The game doesn’t use computer graphics, and instead uses live-action video to tell its stories, in order to make players feel more immersed.

“If there were humans in the game as opposed to an avatar,” Margaret says, “students would feel more connected to it, and perhaps more immersed in it. We wanted to add gaming elements in order to engage them.”

Making the game

Since 2013, more and more stories have been added to the Virtual Hospital, and its makers have figured out a good system for making each one, improving as they go.
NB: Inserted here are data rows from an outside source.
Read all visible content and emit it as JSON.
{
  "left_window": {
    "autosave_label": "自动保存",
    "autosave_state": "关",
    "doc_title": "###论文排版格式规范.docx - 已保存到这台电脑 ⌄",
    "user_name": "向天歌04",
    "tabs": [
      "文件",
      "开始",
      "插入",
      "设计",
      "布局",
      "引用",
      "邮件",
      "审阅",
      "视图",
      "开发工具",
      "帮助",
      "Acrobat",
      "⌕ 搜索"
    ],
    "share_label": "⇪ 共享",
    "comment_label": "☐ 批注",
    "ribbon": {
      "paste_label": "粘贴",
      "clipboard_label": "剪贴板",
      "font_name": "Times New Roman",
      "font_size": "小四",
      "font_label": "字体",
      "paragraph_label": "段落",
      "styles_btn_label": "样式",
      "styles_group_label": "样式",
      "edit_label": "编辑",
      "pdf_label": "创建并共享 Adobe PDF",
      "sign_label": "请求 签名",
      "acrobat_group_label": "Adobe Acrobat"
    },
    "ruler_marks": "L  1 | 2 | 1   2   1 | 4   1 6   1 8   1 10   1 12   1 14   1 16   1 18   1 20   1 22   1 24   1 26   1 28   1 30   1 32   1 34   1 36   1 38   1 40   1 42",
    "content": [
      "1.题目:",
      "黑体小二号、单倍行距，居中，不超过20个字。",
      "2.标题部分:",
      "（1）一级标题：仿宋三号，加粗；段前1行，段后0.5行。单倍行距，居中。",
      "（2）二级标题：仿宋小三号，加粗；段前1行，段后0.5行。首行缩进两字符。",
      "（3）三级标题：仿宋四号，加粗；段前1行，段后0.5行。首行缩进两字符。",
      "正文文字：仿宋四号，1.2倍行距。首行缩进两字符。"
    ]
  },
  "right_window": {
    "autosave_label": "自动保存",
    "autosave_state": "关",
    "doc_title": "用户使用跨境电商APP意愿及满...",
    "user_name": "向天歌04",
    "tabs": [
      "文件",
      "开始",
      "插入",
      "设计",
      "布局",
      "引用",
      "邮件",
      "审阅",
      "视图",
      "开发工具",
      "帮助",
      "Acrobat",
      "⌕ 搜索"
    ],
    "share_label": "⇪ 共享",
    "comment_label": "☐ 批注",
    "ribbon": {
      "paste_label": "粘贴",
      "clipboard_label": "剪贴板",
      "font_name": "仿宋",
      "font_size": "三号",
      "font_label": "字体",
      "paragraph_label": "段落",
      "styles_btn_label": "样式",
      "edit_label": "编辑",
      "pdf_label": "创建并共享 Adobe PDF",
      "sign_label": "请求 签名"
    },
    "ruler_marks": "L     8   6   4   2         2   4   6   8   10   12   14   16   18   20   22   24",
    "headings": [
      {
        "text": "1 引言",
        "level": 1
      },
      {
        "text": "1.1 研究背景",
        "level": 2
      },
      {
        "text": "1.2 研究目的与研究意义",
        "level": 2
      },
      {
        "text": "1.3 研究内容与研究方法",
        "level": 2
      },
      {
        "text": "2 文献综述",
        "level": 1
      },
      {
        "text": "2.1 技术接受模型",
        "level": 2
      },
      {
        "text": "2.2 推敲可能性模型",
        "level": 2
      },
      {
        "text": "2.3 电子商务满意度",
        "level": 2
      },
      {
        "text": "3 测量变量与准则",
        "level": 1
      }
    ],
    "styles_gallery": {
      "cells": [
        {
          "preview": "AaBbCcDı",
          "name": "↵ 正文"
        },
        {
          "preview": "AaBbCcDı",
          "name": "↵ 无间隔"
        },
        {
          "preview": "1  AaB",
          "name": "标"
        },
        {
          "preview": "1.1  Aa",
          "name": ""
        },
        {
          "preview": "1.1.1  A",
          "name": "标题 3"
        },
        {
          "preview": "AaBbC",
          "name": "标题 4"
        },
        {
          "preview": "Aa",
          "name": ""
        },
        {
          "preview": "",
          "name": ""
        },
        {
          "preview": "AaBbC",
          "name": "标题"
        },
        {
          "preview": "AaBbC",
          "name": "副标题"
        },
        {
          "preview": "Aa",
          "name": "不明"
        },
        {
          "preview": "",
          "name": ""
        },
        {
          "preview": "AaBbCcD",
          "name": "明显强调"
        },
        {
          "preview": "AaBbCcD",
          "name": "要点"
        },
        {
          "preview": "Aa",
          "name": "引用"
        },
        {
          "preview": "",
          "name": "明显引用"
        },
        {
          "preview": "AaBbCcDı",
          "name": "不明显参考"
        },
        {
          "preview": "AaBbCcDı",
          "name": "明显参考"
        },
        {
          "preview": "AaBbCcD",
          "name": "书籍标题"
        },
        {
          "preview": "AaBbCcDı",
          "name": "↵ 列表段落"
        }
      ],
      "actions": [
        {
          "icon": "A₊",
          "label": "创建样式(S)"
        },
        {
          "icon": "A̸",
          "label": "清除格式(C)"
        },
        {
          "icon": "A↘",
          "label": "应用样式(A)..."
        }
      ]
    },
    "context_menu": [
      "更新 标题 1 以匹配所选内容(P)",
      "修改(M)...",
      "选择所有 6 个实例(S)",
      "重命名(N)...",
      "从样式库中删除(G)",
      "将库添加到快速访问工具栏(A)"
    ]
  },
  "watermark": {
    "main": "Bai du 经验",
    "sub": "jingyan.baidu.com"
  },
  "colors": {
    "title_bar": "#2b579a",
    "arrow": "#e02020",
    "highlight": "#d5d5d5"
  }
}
“During the summer, Marg and I developed our script,” says Michelle Hughes, another Centennial College nursing professor who came onto the project later on, and has helped create some of the more recent games. “As we developed it, we sent it to our team, who are experts in the game itself, as well as ER nurses who are also experts. Then, we brought it to the Chang School to see how we’re going to film it. Once it gets to that level, all of the gaming elements come in, so what are the angles of filming, how we are going to make sure what’s captured is still realistic to nursing.”

“It’s quite intricate, very involved, and we want to make sure the final product is realistic, yet engaging and fun,” she adds.

Getting students involved

While the main speaking roles in the game were played by hired actors, Centennial College nursing students helped add to the realness of the game by playing many of the smaller roles. One of the performers was Renee Shugg, a student in the Bachelor of Science in Nursing Collaborative Nursing Degree.

“I first got involved when I was in school in my second year, when I was able to use one of the virtual simulations to augment my learning in the program,” Renee says.

“I told Margaret that if she ever needed help creating another one,” she says, “to let me know, and I was more than happy to get involved and be a part of it. I got to be a Charge Nurse in this one, and it was really exciting.”

“My involvement included performing as an actress within the scenes,” she explains. “While we were there, all of us got to partake in watching the scenes, and helping to critique each other, to make the scene and the flow of our interactions better.”

“This new one is an Emergency Room simulation, and takes you on different pathways,” she says about her role. “Because I’m a Charge Nurse, I’m in and out of various scenes.”

How the game helps students

Many of the nursing programs at the college have students play games from the Virtual Hospital as a part of the program, including Renee, who still uses what she learned on the job.

“It’s great, because we were able to experience different placements that not all of us were guaranteed to get,” she explains. “So, say I was placed in long-term care, I’d be able to go and do the mental health simulation, and get the experience of what that might have been like.”

“Within my clinical placement, I was fortunate enough to get a Labour and Delivery positon,” she says, “so I used the Labour and Delivery simulation to help prepare me. It really gave me knowledge of what to expect, what kind of patients I might be seeing, and it highlighted what I should review, which I found really helpful.” She now works in Labour and Delivery, and continues to use what she learned.

What’s next

For now, the team will keep adding more stories to the Virtual Hospital, as well as design new versions of the game for schools around the world.

“We’re partnering with Belgium, the Netherlands, Finland and Spain to make more games, and they’ll have an international flare to them,” Michelle says. “That’ll be an interesting learning curve, because all of the healthcare systems will be different, and all of the roles of the professional players may be different, but the concepts will likely be similar.”

“The student reaction to the game has floored me,” Margaret says. “My students play these games, often more than once, and they say they showed their family members and friends. They’re so engaged in it, and really feel immersed in the experience.”

“Students actually gave us ideas about the next game,” she adds, “and what they felt they were missing after four years of nursing school.” These future topics include palliative care, communication, and the operating room.

“That’s the beauty of nursing,” Michelle says. “It’s so large and diverse that we can go on forever.”

By: Anthony Geremia